Macrothrombocytopenia (MTP) is a heterogeneous group of disorders characterized by enlarged and reduced numbers of circulating platelets, sometimes resulting in abnormal bleeding. In most MTP, this phenotype arises because of altered regulation of platelet formation from megakaryocytes (MKs). We report the identification of DIAPH1, which encodes the Rho-effector diaphanous-related formin 1 (DIAPH1), as a candidate gene for MTP using exome sequencing, ontological phenotyping, and similarity regression. We describe 2 unrelated pedigrees with MTP and sensorineural hearing loss that segregate with a DIAPH1 R1213* variant predicting partial truncation of the DIAPH1 diaphanous autoregulatory domain. The R1213* variant was linked to reduced proplatelet formation from cultured MKs, cell clustering, and abnormal cortical filamentous actin. Similarly, in platelets, there was increased filamentous actin and stable microtubules, indicating constitutive activation of DIAPH1. Overexpression of DIAPH1 R1213* in cells reproduced the cytoskeletal alterations found in platelets. Our description of a novel disorder of platelet formation and hearing loss extends the repertoire of DIAPH1-related disease and provides new insight into the autoregulation of DIAPH1 activity.
A549 Cells, Adaptor Proteins, Signal Transducing, Adolescent, Adult, Aged, Case-Control Studies, Cells, Cultured, Child, Female, Genetic Association Studies, Genetic Predisposition to Disease, HEK293 Cells, Hearing Loss, Humans, Male, Middle Aged, Mutation, Pedigree, Polymorphism, Single Nucleotide, Syndrome, Thrombocytopenia, Young Adult

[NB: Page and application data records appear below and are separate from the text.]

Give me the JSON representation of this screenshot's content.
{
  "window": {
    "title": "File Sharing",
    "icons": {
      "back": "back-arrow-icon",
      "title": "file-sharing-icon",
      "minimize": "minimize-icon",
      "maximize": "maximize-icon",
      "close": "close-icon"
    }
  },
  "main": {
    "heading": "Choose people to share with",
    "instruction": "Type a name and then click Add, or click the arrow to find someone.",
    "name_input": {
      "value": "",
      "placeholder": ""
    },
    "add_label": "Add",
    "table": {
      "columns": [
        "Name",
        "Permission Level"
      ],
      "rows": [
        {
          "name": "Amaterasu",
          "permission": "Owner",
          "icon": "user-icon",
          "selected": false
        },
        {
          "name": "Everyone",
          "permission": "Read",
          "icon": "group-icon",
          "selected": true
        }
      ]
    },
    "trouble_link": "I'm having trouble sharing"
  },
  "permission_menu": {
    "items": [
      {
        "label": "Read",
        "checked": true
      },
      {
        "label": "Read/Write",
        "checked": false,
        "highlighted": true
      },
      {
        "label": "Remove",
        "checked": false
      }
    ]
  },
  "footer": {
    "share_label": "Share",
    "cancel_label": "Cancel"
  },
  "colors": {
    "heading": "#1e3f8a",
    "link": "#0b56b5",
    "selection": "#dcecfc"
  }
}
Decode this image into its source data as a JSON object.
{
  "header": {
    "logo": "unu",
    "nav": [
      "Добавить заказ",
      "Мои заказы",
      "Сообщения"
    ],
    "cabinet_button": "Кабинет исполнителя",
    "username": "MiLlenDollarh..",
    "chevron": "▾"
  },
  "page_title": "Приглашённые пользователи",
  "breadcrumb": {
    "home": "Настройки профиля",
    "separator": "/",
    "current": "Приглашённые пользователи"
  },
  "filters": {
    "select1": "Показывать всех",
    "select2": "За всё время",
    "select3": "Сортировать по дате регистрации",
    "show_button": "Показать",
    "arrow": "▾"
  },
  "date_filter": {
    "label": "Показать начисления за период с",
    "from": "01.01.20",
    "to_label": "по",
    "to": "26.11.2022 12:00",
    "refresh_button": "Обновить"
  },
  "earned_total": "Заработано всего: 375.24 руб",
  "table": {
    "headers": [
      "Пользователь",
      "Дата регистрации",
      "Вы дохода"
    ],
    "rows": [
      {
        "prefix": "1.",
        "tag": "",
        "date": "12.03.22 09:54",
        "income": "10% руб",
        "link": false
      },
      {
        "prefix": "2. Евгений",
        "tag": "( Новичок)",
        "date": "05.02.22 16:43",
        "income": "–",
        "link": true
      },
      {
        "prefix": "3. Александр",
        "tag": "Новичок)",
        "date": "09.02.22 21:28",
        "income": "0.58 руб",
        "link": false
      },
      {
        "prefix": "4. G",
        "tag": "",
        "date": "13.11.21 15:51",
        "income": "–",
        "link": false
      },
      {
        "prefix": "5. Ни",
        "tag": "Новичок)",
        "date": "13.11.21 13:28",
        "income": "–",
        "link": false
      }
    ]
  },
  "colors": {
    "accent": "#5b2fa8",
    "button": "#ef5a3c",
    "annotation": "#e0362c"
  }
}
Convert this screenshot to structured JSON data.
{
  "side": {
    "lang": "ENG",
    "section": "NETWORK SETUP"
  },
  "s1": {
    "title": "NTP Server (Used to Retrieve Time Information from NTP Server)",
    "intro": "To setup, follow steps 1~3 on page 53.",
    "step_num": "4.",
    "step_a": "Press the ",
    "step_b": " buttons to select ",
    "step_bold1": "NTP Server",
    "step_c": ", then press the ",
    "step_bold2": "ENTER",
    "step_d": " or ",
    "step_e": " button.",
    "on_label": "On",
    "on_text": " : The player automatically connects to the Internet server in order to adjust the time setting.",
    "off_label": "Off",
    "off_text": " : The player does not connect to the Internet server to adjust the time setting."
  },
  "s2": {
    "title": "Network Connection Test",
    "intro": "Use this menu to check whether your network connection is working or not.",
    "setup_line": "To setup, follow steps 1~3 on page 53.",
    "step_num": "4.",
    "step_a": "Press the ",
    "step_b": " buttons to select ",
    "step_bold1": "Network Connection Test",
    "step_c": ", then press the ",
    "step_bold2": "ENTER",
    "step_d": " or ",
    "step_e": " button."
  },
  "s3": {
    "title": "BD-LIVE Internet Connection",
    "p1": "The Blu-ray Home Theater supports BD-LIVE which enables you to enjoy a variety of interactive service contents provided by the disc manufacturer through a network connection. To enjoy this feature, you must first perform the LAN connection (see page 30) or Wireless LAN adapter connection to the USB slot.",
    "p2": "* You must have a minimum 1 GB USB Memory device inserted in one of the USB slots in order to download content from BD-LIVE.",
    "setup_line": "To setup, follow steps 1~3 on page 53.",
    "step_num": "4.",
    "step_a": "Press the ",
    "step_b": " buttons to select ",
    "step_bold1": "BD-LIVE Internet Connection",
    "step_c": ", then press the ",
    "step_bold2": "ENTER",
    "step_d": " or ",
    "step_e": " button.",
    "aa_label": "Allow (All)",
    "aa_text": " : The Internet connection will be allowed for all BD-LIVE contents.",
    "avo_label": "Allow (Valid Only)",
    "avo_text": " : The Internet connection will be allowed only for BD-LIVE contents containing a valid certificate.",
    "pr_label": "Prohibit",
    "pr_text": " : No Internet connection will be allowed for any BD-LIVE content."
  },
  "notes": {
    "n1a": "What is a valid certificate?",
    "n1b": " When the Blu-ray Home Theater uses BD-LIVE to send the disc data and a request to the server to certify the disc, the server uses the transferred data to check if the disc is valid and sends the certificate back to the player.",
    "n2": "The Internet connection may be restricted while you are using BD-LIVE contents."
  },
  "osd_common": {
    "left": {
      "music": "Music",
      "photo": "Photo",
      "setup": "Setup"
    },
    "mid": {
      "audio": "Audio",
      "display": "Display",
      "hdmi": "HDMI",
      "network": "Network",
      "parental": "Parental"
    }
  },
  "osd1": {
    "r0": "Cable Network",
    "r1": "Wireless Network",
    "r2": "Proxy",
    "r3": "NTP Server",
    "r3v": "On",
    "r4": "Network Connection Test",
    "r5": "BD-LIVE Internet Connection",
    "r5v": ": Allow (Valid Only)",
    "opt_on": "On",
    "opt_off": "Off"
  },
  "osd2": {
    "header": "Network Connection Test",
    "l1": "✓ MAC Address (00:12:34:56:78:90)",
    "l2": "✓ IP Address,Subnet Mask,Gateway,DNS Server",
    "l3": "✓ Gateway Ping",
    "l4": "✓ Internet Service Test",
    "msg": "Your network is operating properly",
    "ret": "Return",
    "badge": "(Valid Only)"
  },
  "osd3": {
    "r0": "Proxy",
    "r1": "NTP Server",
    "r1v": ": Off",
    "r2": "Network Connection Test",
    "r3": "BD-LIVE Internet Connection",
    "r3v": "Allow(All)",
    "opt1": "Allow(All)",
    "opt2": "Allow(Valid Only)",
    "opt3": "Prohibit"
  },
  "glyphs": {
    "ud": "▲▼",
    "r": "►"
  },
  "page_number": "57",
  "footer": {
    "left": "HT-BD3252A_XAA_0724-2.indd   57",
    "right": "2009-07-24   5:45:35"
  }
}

The NIHR BioResource- Rare Diseases and the associated BRIDGE genome sequencing projects are supported by the National Institute for Health Research (NIHR; http://www.nihr.ac.uk). B.N. was supported by the Deutsche Forschungsgemeinschaft (SFB 688). S.S. was supported by a grant of the German Excellence Initiative to the Graduate School of Life Sciences, University of Würzburg. ET, DG, JCS, SP, IS, CJP, RM, SAsh, ST and KS are supported by the NIHR BioResource - Rare Diseases. KF, CT, and CVG are supported by the Fund for Scientific Research-Flanders (FWO-Vlaanderen, Belgium, G.0B17.13N) and by the Research Council of the University of Leuven (BOF KU Leuven‚ Belgium, OT/14/098). WNE is supported by the Cancer Council Western Australia. Research in the Ouwehand laboratory is supported by program grants from the European Commission, NIHR to WJA, SM, MK, RP, SBJ and WHO under numbers RP-PG-0310-1002; the laboratory also receives funding from NHS Blood and Transplant; CL and SKW are supported by Medical Research Council (MRC) Clinical Training Fellowships (number MR/K023489/1) and TKB by a British Society of Haematology/NHS Blood and Transplant grant. MAL and CL are supported by the Imperial College London Biomedical Research Centre; JRB acknowledges support by the NIHR Cambridge Biomedical Research Centre and SR by the Medical Research Council and Cambridge Biomedical Research Centre. CVG is holder of the Bayer and Norbert Heimburger (CSL Behring) Chairs. ADM is supported by the NIHR Bristol Cardiovascular Biomedical Research Unit.
Medical Research Council (MR/L003120/1)
Medical Research Council (G0800270)
External DOI: https://doi.org/10.1182/blood-2015-10-675629
This record's URL: https://www.repository.cam.ac.uk/handle/1810/267266